The Board of Directors of the African Development Bank (AfDB) Group has approved $379.6 million in funding for the Desert to Power Financing Facility. This funding will enable the implementation of the program in the G5 Sahel countries.
The Desert to Power Financing Facility has received new funding. The African Development Bank (AfDB) recently allocated $379.6 million. The funding includes a technical assistance component to improve implementation capacity, strengthen the enabling environment for private sector investment, and ensure gender and climate mainstreaming. The technical assistance will be provided over a 7-year period.
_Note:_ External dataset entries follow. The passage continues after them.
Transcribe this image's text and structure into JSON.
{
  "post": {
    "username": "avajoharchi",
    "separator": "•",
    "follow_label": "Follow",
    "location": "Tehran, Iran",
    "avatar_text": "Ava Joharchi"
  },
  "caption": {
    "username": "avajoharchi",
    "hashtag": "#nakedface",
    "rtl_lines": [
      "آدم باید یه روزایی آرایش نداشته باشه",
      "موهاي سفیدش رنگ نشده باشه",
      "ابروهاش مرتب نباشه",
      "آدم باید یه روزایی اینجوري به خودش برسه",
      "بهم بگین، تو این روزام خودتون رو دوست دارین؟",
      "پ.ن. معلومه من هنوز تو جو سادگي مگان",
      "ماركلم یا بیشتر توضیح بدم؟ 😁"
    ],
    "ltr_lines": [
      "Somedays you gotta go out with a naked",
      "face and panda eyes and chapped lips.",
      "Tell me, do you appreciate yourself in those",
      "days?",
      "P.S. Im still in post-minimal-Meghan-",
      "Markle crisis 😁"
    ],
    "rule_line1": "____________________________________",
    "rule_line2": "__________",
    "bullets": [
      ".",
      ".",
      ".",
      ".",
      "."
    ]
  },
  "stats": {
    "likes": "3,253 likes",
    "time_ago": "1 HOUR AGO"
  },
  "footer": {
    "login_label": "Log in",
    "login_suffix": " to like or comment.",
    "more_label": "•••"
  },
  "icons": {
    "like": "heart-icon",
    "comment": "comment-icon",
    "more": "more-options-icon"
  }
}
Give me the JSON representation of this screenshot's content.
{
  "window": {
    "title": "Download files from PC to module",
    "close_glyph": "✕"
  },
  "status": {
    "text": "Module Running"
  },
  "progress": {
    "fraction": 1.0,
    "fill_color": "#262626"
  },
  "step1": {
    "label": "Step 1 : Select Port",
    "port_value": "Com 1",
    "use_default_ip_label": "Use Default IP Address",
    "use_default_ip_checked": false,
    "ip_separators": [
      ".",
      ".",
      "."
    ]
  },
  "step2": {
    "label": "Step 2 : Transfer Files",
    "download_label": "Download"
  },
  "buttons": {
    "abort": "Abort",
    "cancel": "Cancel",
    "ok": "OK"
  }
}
The financing facility was established by the pan-African bank to support the G5 Sahel countries (Burkina Faso, Chad, Mali, Mauritania, and Niger) in adopting low greenhouse gas emission electricity generation by harnessing the region’s abundant solar potential. The facility has already received a $150 million investment from the Green Climate Fund (GCF).
Mobilizing private investment
“The Desert to Power Facility’s innovative blended finance approach for the G5 Sahel countries will reduce risk, and therefore stimulate private sector investment in solar power generation in the region. This will help transform energy production and close the energy access gap in some of Africa’s most fragile countries,” said Kevin Kariuki, AfDB Vice President for Energy, Climate Change and Green Growth.
The Desert to Power program was launched by the AfDB to develop an installed capacity of 10,000 MW to power 250 million people in the Sahel. The financing facility launched under this initiative specifically targets the G5 Sahel countries through the production of 500 MW of solar energy and electricity storage for 695,000 households. According to the AfDB, the funds obtained so far under the facility will mobilize an additional $437 million.
The other portion of the funds will come from commercial banks and other private investors, including independent power producers (IPPs) that will generate solar power on a large scale. According to the AfDB, this phase of the program will reduce emissions by more than 14.4 million tons of CO2 equivalent over the life of the investment.